**Task instructions**. Exact repetition of every entry is required.

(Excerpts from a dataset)
━━━━━━━━━━━━━━━━━━━━━━━━━━━━━━

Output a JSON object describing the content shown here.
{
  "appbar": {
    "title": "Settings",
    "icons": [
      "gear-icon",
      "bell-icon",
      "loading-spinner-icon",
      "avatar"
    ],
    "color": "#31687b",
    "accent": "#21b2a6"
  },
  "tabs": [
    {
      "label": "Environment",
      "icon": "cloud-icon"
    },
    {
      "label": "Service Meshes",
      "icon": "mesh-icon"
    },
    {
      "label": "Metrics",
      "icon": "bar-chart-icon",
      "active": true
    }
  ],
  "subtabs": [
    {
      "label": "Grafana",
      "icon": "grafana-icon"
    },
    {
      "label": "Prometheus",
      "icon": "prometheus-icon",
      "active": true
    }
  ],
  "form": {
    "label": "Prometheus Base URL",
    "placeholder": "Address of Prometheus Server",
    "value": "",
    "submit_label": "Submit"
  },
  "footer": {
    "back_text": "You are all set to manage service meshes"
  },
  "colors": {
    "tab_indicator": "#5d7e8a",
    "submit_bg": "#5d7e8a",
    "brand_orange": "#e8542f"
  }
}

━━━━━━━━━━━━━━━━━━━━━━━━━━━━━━

**Answer**.
Output a JSON object describing the content shown here.
{
  "appbar": {
    "title": "Settings",
    "icons": [
      "gear-icon",
      "bell-icon",
      "loading-spinner-icon",
      "avatar"
    ],
    "color": "#31687b",
    "accent": "#21b2a6"
  },
  "tabs": [
    {
      "label": "Environment",
      "icon": "cloud-icon"
    },
    {
      "label": "Service Meshes",
      "icon": "mesh-icon"
    },
    {
      "label": "Metrics",
      "icon": "bar-chart-icon",
      "active": true
    }
  ],
  "subtabs": [
    {
      "label": "Grafana",
      "icon": "grafana-icon"
    },
    {
      "label": "Prometheus",
      "icon": "prometheus-icon",
      "active": true
    }
  ],
  "form": {
    "label": "Prometheus Base URL",
    "placeholder": "Address of Prometheus Server",
    "value": "",
    "submit_label": "Submit"
  },
  "footer": {
    "back_text": "You are all set to manage service meshes"
  },
  "colors": {
    "tab_indicator": "#5d7e8a",
    "submit_bg": "#5d7e8a",
    "brand_orange": "#e8542f"
  }
}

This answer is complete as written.